The speculative market remains too long for the euro, but in the last week CFTC data has taken back the position, which could be an indication of what’s to come.
The EUR’s net speculative long position witnessed a significant decline, falling from 187,089 contracts to 173,736 contracts in the previous week. While traders appear to have cut their bullish forecasts, this change shows some caution seeping into market sentiment regarding the euro’s performance.
The Japanese yen saw a significant increase in short positions and reached 80,660, a notable increase from 64,791 before. This marks an increasing bearish sentiment on the yen among traders. Similarly, AUD cut its short position to 49,081, a slight relief from 54,594 in the previous week.
By contrast, the long position of the British pound fell marginally from 12,593 to 11,589.

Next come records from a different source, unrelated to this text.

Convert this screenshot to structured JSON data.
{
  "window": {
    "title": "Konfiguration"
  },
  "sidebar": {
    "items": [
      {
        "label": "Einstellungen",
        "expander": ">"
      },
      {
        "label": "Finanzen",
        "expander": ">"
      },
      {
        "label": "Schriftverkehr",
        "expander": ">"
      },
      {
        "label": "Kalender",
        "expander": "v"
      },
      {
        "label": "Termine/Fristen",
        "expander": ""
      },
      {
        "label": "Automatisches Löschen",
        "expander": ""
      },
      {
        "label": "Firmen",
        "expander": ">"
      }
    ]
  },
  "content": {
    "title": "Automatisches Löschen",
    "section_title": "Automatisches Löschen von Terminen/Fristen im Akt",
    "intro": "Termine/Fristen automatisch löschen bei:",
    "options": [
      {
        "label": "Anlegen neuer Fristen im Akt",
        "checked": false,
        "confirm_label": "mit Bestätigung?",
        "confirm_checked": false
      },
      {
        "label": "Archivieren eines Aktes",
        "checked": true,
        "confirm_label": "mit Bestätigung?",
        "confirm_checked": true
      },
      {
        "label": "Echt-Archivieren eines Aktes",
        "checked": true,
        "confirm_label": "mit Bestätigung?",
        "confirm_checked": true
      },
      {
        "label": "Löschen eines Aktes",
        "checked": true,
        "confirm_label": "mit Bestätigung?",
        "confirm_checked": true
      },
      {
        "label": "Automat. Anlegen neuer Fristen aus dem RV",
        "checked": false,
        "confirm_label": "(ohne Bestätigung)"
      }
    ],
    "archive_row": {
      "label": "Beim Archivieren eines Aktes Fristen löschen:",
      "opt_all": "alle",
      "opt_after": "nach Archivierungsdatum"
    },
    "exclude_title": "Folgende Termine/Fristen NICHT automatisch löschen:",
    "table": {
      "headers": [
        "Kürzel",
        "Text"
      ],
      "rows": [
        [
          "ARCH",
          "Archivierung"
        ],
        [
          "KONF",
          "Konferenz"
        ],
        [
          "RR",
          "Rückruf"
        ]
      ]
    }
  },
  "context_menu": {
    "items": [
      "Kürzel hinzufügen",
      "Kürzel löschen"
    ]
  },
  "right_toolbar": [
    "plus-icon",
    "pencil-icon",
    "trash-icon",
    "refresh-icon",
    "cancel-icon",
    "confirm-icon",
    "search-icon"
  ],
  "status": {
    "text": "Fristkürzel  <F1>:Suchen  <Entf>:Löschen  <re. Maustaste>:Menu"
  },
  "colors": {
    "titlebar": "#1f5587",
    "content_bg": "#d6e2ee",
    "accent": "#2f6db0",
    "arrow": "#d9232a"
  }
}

The Swiss Franc saw its small short position halve to 903 from 1,859 the previous week, marking a potential shift in traders’ sentiment towards a less bearish outlook.
In the net week’s data, I expect to see more signs of US dollar buying as the dollar rises, inflation soars and the debt ceiling fiasco draws to a close. The euro is particularly vulnerable given the size of its net position.